**Exercise goal:** All of the records below should be output exactly.

BEGIN Material for this exercise

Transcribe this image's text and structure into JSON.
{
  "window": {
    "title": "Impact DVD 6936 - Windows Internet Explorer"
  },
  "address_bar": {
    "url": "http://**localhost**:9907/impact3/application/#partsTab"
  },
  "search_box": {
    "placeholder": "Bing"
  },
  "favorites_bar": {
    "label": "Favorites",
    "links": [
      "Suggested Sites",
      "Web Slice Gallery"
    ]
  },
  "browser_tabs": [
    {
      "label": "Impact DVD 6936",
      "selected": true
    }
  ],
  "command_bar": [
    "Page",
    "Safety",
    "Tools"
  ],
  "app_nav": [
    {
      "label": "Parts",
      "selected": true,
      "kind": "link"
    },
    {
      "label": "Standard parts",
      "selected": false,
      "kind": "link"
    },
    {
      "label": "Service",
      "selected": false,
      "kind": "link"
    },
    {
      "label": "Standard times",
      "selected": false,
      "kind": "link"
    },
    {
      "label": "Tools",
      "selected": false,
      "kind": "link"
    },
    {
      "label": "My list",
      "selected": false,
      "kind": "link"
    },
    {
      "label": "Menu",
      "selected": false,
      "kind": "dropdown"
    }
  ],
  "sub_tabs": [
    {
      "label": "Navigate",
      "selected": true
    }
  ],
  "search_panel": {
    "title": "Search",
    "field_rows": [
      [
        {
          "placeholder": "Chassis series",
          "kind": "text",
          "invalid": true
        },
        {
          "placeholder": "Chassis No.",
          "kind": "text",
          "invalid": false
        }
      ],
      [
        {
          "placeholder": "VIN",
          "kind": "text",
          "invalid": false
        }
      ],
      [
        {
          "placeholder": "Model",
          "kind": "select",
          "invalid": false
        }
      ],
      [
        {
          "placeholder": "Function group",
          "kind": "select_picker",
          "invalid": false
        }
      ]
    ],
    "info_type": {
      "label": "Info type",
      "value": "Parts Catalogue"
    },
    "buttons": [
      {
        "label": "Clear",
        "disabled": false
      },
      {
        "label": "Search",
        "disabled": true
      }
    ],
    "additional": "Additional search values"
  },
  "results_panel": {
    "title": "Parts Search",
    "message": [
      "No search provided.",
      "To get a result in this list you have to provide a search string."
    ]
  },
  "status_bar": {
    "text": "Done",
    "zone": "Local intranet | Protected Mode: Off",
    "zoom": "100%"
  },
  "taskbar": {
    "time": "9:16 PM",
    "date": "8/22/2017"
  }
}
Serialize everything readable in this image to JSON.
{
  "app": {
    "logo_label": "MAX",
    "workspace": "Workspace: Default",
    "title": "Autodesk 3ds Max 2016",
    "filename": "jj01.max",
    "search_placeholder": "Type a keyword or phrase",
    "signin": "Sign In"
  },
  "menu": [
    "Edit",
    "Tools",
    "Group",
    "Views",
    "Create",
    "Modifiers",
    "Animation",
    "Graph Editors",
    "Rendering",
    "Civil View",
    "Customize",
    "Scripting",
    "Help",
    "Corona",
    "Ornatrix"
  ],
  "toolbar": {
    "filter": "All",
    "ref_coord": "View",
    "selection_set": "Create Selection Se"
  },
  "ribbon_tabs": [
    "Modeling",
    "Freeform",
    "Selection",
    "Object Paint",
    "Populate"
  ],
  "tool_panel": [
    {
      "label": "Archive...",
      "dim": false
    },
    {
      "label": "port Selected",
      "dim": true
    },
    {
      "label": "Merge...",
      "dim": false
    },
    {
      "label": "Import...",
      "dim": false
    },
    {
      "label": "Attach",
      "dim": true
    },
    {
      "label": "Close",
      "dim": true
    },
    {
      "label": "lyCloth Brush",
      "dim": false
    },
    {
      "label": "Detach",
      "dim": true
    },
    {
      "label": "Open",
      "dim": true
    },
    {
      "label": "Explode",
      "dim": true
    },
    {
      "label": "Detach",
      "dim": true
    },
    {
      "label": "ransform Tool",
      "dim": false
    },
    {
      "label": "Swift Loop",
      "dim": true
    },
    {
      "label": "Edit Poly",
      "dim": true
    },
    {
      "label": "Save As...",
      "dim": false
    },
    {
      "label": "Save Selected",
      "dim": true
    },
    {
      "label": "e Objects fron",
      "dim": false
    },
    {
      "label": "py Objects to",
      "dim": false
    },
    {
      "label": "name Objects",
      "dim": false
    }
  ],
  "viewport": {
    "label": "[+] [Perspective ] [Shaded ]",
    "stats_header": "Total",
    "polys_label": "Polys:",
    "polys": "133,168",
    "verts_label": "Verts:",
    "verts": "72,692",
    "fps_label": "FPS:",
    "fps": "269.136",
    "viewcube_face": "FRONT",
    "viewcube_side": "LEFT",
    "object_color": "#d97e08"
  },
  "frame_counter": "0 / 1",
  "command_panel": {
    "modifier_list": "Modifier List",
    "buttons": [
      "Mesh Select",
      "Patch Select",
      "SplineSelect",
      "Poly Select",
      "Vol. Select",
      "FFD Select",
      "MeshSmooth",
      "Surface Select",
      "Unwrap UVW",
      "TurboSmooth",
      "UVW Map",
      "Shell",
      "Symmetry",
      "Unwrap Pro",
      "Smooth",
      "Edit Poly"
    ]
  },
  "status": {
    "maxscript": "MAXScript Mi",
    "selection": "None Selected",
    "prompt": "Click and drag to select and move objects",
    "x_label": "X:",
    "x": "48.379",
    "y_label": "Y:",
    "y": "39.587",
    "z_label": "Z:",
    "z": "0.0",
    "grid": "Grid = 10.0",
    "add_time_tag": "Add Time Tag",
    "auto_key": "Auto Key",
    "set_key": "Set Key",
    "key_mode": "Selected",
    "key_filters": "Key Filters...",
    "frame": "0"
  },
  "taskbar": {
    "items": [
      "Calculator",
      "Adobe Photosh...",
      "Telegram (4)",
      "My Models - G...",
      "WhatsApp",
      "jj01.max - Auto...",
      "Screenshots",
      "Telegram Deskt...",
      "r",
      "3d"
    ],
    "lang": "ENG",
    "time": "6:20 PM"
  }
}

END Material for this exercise

**Written answer:**
Transcribe this image's text and structure into JSON.
{
  "window": {
    "title": "Impact DVD 6936 - Windows Internet Explorer"
  },
  "address_bar": {
    "url": "http://**localhost**:9907/impact3/application/#partsTab"
  },
  "search_box": {
    "placeholder": "Bing"
  },
  "favorites_bar": {
    "label": "Favorites",
    "links": [
      "Suggested Sites",
      "Web Slice Gallery"
    ]
  },
  "browser_tabs": [
    {
      "label": "Impact DVD 6936",
      "selected": true
    }
  ],
  "command_bar": [
    "Page",
    "Safety",
    "Tools"
  ],
  "app_nav": [
    {
      "label": "Parts",
      "selected": true,
      "kind": "link"
    },
    {
      "label": "Standard parts",
      "selected": false,
      "kind": "link"
    },
    {
      "label": "Service",
      "selected": false,
      "kind": "link"
    },
    {
      "label": "Standard times",
      "selected": false,
      "kind": "link"
    },
    {
      "label": "Tools",
      "selected": false,
      "kind": "link"
    },
    {
      "label": "My list",
      "selected": false,
      "kind": "link"
    },
    {
      "label": "Menu",
      "selected": false,
      "kind": "dropdown"
    }
  ],
  "sub_tabs": [
    {
      "label": "Navigate",
      "selected": true
    }
  ],
  "search_panel": {
    "title": "Search",
    "field_rows": [
      [
        {
          "placeholder": "Chassis series",
          "kind": "text",
          "invalid": true
        },
        {
          "placeholder": "Chassis No.",
          "kind": "text",
          "invalid": false
        }
      ],
      [
        {
          "placeholder": "VIN",
          "kind": "text",
          "invalid": false
        }
      ],
      [
        {
          "placeholder": "Model",
          "kind": "select",
          "invalid": false
        }
      ],
      [
        {
          "placeholder": "Function group",
          "kind": "select_picker",
          "invalid": false
        }
      ]
    ],
    "info_type": {
      "label": "Info type",
      "value": "Parts Catalogue"
    },
    "buttons": [
      {
        "label": "Clear",
        "disabled": false
      },
      {
        "label": "Search",
        "disabled": true
      }
    ],
    "additional": "Additional search values"
  },
  "results_panel": {
    "title": "Parts Search",
    "message": [
      "No search provided.",
      "To get a result in this list you have to provide a search string."
    ]
  },
  "status_bar": {
    "text": "Done",
    "zone": "Local intranet | Protected Mode: Off",
    "zoom": "100%"
  },
  "taskbar": {
    "time": "9:16 PM",
    "date": "8/22/2017"
  }
}
Serialize everything readable in this image to JSON.
{
  "app": {
    "logo_label": "MAX",
    "workspace": "Workspace: Default",
    "title": "Autodesk 3ds Max 2016",
    "filename": "jj01.max",
    "search_placeholder": "Type a keyword or phrase",
    "signin": "Sign In"
  },
  "menu": [
    "Edit",
    "Tools",
    "Group",
    "Views",
    "Create",
    "Modifiers",
    "Animation",
    "Graph Editors",
    "Rendering",
    "Civil View",
    "Customize",
    "Scripting",
    "Help",
    "Corona",
    "Ornatrix"
  ],
  "toolbar": {
    "filter": "All",
    "ref_coord": "View",
    "selection_set": "Create Selection Se"
  },
  "ribbon_tabs": [
    "Modeling",
    "Freeform",
    "Selection",
    "Object Paint",
    "Populate"
  ],
  "tool_panel": [
    {
      "label": "Archive...",
      "dim": false
    },
    {
      "label": "port Selected",
      "dim": true
    },
    {
      "label": "Merge...",
      "dim": false
    },
    {
      "label": "Import...",
      "dim": false
    },
    {
      "label": "Attach",
      "dim": true
    },
    {
      "label": "Close",
      "dim": true
    },
    {
      "label": "lyCloth Brush",
      "dim": false
    },
    {
      "label": "Detach",
      "dim": true
    },
    {
      "label": "Open",
      "dim": true
    },
    {
      "label": "Explode",
      "dim": true
    },
    {
      "label": "Detach",
      "dim": true
    },
    {
      "label": "ransform Tool",
      "dim": false
    },
    {
      "label": "Swift Loop",
      "dim": true
    },
    {
      "label": "Edit Poly",
      "dim": true
    },
    {
      "label": "Save As...",
      "dim": false
    },
    {
      "label": "Save Selected",
      "dim": true
    },
    {
      "label": "e Objects fron",
      "dim": false
    },
    {
      "label": "py Objects to",
      "dim": false
    },
    {
      "label": "name Objects",
      "dim": false
    }
  ],
  "viewport": {
    "label": "[+] [Perspective ] [Shaded ]",
    "stats_header": "Total",
    "polys_label": "Polys:",
    "polys": "133,168",
    "verts_label": "Verts:",
    "verts": "72,692",
    "fps_label": "FPS:",
    "fps": "269.136",
    "viewcube_face": "FRONT",
    "viewcube_side": "LEFT",
    "object_color": "#d97e08"
  },
  "frame_counter": "0 / 1",
  "command_panel": {
    "modifier_list": "Modifier List",
    "buttons": [
      "Mesh Select",
      "Patch Select",
      "SplineSelect",
      "Poly Select",
      "Vol. Select",
      "FFD Select",
      "MeshSmooth",
      "Surface Select",
      "Unwrap UVW",
      "TurboSmooth",
      "UVW Map",
      "Shell",
      "Symmetry",
      "Unwrap Pro",
      "Smooth",
      "Edit Poly"
    ]
  },
  "status": {
    "maxscript": "MAXScript Mi",
    "selection": "None Selected",
    "prompt": "Click and drag to select and move objects",
    "x_label": "X:",
    "x": "48.379",
    "y_label": "Y:",
    "y": "39.587",
    "z_label": "Z:",
    "z": "0.0",
    "grid": "Grid = 10.0",
    "add_time_tag": "Add Time Tag",
    "auto_key": "Auto Key",
    "set_key": "Set Key",
    "key_mode": "Selected",
    "key_filters": "Key Filters...",
    "frame": "0"
  },
  "taskbar": {
    "items": [
      "Calculator",
      "Adobe Photosh...",
      "Telegram (4)",
      "My Models - G...",
      "WhatsApp",
      "jj01.max - Auto...",
      "Screenshots",
      "Telegram Deskt...",
      "r",
      "3d"
    ],
    "lang": "ENG",
    "time": "6:20 PM"
  }
}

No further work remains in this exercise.